On Oct. 16, a sign posted at the intersection of state routes 204 and 256 prohibited motorists from turning right onto Tussing Road.
However, a green arrow on the traffic signal indicated that right turns were still permitted.
The city of Pickerington quickly removed the sign and apologized for the confusion. The sign was meant to read "no turn on red between the hours of 7 am and 4 pm" rather than "no turn at all."
"It was an honest mistake," said Councilman Keith Smith. "We certainly don’t want to prohibit all right turns."
City staff ordered a corrected sign, which arrived on Oct. 21, but before the replacement could be erected, service manager Ed Drobina told the council that the Ohio Department of Transportation (ODOT) requested the sign be placed on hold.
ODOT is currently performing a traffic study on the intersection.
The sign had been ordered by council’s safety committee who decided on the traffic change without knowing that ODOT was working with the service committee on the very same intersection.
ODOT had recommended to the service committee that the city erect a barrier along the two far right lanes of southbound State Route 256 to prohibit traffic exiting Interstate 70 from turning left onto State Route 204.
The barrier would also prevent traffic from Reynoldsburg from turning right onto Tussing Road.
Columbus resident Katelyn Sattler, who lives in the Park Place subdivision off Tussing Road, attended the Oct. 21 Pickerington City Council meeting to voice her concerns regarding both proposals, but especially the barrier.
"Thousands of people live off Tussing and changing the traffic pattern effects lots of people besides just Pickerington people," Sattler said.
Sattler said that the Tussing-area community members shop at stores in Reynoldsburg such as Wal-Mart and Babies ‘R Us. If the barrier were to be erected, they would have to drive to Refugee Road and backtrack to go home.
Mayor Mitch O’Brien said that the city snowplows would have to circle down Tussing Road to Brice Road, enter the interstate, and then take the exit ramp in order to clear the two right lanes of State Route 256 if a barrier existed.
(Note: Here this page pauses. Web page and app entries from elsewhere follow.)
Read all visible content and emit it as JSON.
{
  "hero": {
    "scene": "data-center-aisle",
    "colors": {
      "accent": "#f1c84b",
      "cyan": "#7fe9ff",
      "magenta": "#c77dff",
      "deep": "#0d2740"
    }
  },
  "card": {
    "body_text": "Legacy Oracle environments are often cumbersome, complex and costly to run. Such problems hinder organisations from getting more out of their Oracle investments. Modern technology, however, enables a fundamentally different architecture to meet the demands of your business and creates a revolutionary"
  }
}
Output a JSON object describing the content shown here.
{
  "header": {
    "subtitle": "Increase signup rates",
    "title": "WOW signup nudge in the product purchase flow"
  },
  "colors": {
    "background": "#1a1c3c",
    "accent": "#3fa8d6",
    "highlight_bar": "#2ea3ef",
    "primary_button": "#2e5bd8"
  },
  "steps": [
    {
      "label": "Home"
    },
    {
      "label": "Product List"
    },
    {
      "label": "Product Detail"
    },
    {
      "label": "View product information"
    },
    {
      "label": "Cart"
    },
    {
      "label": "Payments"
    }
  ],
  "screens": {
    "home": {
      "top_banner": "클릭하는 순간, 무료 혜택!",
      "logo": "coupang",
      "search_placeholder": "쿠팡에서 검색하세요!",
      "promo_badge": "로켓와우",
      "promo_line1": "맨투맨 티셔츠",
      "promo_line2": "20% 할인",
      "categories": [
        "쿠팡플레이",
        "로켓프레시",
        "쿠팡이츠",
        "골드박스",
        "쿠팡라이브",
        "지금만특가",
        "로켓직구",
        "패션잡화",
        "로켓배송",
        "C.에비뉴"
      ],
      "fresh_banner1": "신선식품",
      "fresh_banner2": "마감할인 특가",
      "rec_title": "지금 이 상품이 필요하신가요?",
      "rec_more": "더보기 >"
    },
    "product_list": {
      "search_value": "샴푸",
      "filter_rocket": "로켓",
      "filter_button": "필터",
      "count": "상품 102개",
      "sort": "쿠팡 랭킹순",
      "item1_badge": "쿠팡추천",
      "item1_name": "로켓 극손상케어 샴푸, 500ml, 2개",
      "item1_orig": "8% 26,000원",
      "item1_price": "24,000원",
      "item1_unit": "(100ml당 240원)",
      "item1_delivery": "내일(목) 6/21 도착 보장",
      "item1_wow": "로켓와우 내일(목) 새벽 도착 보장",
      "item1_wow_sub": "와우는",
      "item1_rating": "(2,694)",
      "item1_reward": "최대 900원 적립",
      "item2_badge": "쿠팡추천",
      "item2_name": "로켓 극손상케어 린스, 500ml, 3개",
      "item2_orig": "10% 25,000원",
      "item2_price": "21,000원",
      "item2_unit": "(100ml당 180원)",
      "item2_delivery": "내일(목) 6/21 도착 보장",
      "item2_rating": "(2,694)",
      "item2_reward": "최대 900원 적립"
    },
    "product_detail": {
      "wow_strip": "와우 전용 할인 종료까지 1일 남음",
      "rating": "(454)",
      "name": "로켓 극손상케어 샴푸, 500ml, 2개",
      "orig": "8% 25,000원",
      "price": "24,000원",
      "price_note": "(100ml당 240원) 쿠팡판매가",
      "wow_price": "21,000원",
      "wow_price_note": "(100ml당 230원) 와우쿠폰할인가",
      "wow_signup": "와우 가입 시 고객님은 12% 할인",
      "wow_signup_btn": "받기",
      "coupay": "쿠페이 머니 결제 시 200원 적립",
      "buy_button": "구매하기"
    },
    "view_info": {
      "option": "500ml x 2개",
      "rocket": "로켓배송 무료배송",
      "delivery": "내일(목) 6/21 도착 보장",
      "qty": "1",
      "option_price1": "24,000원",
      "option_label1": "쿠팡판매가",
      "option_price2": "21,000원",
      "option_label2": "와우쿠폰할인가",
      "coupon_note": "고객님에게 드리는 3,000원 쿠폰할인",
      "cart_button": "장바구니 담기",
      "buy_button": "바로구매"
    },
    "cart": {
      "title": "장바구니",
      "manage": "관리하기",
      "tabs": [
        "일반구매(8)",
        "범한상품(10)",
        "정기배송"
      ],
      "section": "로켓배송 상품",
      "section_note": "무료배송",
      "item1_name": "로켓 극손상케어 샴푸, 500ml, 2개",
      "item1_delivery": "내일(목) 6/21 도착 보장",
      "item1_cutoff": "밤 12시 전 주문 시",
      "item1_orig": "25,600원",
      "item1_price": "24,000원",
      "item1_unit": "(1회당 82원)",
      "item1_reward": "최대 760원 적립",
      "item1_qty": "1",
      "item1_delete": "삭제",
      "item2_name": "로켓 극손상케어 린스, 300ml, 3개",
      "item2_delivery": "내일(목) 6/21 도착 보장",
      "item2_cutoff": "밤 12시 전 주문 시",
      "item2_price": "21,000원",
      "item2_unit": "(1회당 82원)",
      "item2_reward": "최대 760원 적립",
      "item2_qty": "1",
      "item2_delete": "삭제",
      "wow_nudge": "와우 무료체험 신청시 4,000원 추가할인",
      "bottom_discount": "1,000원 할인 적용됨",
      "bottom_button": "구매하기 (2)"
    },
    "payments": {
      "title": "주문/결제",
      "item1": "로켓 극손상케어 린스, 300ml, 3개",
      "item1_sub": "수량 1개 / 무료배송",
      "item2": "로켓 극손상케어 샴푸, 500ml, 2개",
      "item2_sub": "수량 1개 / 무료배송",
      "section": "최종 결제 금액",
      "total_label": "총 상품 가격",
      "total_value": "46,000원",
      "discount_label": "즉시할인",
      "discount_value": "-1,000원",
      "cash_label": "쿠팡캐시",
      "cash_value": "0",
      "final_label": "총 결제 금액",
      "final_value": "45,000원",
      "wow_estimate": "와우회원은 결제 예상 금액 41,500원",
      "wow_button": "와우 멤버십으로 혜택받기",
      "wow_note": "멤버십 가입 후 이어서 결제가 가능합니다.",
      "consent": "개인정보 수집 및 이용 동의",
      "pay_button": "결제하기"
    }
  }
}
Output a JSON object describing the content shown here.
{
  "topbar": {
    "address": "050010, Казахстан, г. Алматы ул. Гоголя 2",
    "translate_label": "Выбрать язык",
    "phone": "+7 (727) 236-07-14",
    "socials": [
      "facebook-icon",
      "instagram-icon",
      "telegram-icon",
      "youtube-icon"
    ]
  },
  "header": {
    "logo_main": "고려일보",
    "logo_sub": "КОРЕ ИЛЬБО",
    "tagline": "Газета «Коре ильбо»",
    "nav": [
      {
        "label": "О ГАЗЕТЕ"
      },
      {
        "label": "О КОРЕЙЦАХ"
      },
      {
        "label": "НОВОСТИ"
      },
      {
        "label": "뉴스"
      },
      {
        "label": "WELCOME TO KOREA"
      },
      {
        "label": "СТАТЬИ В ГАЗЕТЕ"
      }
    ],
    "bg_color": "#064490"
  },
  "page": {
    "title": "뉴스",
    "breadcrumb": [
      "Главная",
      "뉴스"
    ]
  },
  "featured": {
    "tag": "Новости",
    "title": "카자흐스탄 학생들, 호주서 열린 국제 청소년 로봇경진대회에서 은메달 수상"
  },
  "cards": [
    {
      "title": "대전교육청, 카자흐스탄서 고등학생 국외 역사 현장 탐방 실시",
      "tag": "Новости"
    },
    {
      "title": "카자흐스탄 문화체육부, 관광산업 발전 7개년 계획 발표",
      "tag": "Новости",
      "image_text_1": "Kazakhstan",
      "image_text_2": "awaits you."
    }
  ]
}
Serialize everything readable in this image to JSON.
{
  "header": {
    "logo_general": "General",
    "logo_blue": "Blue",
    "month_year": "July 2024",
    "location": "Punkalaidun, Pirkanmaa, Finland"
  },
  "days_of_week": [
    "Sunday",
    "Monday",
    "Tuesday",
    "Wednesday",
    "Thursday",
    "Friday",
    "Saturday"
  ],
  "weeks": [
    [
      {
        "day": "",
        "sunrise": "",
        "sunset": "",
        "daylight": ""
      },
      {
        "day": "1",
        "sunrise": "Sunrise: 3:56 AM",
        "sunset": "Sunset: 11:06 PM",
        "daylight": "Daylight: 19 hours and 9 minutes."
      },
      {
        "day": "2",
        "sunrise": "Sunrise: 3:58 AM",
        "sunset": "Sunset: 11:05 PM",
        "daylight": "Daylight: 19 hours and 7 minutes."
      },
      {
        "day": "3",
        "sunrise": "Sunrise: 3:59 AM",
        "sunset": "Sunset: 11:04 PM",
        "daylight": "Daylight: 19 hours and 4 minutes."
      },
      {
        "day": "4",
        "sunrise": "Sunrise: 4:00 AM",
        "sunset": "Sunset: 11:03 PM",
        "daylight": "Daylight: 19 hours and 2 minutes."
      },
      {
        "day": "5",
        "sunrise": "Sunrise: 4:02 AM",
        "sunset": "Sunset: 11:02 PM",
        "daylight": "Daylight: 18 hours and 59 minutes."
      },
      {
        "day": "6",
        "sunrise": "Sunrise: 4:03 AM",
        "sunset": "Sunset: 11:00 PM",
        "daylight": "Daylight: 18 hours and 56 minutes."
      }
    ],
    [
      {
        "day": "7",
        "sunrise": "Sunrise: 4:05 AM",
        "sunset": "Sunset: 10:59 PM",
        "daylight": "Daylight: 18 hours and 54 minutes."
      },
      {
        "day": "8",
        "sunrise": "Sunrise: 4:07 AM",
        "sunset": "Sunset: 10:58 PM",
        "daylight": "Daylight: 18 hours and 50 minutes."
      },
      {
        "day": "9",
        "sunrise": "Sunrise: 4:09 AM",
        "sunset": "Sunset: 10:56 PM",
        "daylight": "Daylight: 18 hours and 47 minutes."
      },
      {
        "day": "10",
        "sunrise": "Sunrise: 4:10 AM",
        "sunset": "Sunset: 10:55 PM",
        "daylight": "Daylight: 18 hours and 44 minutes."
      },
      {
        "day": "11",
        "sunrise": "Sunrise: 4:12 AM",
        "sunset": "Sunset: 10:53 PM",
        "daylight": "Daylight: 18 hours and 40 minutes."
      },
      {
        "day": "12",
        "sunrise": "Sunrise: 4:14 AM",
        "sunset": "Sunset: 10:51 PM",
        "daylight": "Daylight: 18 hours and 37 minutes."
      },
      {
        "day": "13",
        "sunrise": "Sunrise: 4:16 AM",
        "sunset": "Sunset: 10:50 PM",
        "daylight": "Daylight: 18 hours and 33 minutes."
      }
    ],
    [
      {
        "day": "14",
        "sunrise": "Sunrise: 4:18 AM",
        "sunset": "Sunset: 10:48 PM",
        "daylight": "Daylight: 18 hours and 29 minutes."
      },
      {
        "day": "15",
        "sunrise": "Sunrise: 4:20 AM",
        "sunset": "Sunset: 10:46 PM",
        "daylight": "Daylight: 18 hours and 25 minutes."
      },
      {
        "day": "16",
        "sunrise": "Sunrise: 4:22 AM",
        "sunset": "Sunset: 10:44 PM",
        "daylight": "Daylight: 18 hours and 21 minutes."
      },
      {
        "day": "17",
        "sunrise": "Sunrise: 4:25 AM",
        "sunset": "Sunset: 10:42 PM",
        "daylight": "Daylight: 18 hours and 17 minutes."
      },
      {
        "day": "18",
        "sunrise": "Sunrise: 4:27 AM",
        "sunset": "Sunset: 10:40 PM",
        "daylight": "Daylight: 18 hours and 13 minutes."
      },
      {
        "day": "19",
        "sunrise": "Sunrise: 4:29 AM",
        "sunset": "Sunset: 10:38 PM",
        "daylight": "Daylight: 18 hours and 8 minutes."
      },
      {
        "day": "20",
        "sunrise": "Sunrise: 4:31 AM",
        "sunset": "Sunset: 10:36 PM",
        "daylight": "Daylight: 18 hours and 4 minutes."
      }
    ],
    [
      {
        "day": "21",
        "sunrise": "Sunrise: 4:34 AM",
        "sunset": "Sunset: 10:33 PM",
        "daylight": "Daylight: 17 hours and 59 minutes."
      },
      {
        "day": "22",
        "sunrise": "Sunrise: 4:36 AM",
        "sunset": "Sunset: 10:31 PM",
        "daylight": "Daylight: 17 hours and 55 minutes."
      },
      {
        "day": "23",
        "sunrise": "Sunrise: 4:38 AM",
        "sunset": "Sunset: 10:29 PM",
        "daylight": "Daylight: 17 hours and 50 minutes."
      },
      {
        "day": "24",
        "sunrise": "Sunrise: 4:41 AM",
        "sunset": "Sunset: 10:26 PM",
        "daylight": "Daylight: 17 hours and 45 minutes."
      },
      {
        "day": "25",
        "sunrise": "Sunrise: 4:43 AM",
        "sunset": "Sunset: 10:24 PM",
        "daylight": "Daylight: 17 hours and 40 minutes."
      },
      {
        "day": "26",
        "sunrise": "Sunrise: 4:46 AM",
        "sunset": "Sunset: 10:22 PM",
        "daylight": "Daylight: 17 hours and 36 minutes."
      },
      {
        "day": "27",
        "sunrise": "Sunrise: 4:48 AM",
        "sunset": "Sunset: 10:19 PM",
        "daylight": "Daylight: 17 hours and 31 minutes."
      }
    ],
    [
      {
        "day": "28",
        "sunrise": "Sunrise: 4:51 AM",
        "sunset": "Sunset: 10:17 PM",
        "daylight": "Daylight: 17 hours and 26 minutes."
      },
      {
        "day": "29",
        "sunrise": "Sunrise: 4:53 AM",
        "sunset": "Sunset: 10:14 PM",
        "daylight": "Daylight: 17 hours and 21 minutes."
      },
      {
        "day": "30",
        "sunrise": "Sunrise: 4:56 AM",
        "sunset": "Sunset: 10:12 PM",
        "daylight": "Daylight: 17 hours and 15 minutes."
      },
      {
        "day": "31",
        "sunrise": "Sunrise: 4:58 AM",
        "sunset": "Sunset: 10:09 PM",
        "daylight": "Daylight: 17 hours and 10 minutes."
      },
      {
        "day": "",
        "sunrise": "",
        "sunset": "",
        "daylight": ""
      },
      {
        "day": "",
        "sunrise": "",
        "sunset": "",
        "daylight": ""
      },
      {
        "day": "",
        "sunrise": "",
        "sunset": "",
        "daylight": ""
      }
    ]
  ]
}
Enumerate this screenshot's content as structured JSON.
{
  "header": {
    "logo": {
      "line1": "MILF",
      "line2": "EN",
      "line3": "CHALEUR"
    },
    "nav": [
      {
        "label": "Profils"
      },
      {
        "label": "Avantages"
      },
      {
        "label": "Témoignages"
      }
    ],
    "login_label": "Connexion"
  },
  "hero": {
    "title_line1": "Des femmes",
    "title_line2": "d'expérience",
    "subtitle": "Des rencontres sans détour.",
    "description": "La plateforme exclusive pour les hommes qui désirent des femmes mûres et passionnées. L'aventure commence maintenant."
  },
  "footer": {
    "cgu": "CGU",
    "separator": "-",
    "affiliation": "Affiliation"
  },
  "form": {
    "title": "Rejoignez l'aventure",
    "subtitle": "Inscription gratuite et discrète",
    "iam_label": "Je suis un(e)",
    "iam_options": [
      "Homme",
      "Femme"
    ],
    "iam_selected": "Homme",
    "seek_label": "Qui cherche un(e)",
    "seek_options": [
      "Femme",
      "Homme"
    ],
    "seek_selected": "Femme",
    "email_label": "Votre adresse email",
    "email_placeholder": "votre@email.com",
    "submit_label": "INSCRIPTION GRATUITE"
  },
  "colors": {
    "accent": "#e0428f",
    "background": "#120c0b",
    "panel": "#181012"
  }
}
O’Brien said he believed the cost associated with the extra snowplow distance should be part of the discussions with ODOT regarding the feasibility of the barrier.